The records of a voyage from London to Bordeaux during 1486–87 are reviewed. The voyage was the first of a regular pattern of trading voyages conducted on behalf of the Cely family who traded English wheat and wool for Bordeaux wine. This family were fifteenth century London merchants whose accounts and other papers are held by the London Public Record Office. Secondary sources are used to show that by the late fifteenth century many English merchants were attracted to overseas trade, which despite considerable risks, offered the prospect of a good return.

The paper illustrates some features of medieval accounting, especially the problem of accountability and control, when direct oversight was not possible. The expansion of English shipping and overseas trade was accompanied by the development of written records and the replacement of oral systems of accountability common in feudal England.

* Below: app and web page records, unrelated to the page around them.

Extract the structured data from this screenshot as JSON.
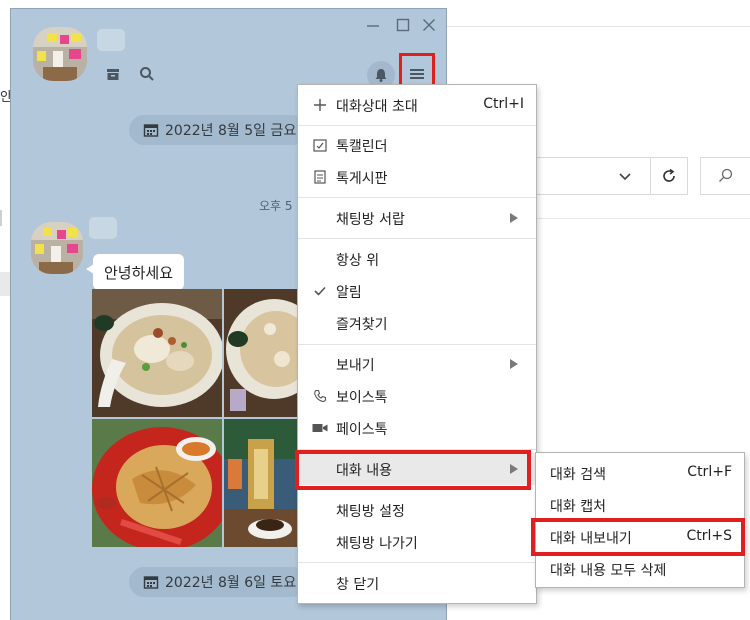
{
  "background": {
    "left_partial_text": "안전",
    "refresh_icon": "refresh-icon",
    "search_icon": "search-icon"
  },
  "chat": {
    "window_controls": [
      "minimize-icon",
      "maximize-icon",
      "close-icon"
    ],
    "head_icons": [
      "drawer-icon",
      "search-icon",
      "bell-icon",
      "hamburger-menu-icon"
    ],
    "date1": "2022년 8월 5일 금요일",
    "time": "오후 5",
    "message": "안녕하세요",
    "date2": "2022년 8월 6일 토요일"
  },
  "menu": {
    "items": [
      {
        "label": "대화상대 초대",
        "shortcut": "Ctrl+I",
        "icon": "plus-icon"
      },
      {
        "label": "톡캘린더",
        "icon": "calendar-check-icon"
      },
      {
        "label": "톡게시판",
        "icon": "document-icon"
      },
      {
        "label": "채팅방 서랍",
        "submenu": true
      },
      {
        "label": "항상 위"
      },
      {
        "label": "알림",
        "checked": true,
        "icon": "checkmark-icon"
      },
      {
        "label": "즐겨찾기"
      },
      {
        "label": "보내기",
        "submenu": true
      },
      {
        "label": "보이스톡",
        "icon": "phone-icon"
      },
      {
        "label": "페이스톡",
        "icon": "video-camera-icon"
      },
      {
        "label": "대화 내용",
        "submenu": true,
        "active": true
      },
      {
        "label": "채팅방 설정"
      },
      {
        "label": "채팅방 나가기"
      },
      {
        "label": "창 닫기"
      }
    ]
  },
  "submenu": {
    "items": [
      {
        "label": "대화 검색",
        "shortcut": "Ctrl+F"
      },
      {
        "label": "대화 캡처"
      },
      {
        "label": "대화 내보내기",
        "shortcut": "Ctrl+S"
      },
      {
        "label": "대화 내용 모두 삭제"
      }
    ]
  },
  "colors": {
    "chat_background": "#b2c7da",
    "highlight": "#e02020",
    "menu_active": "#e9e9e9"
  }
}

This content is only available via PDF.
You do not currently have access to this content.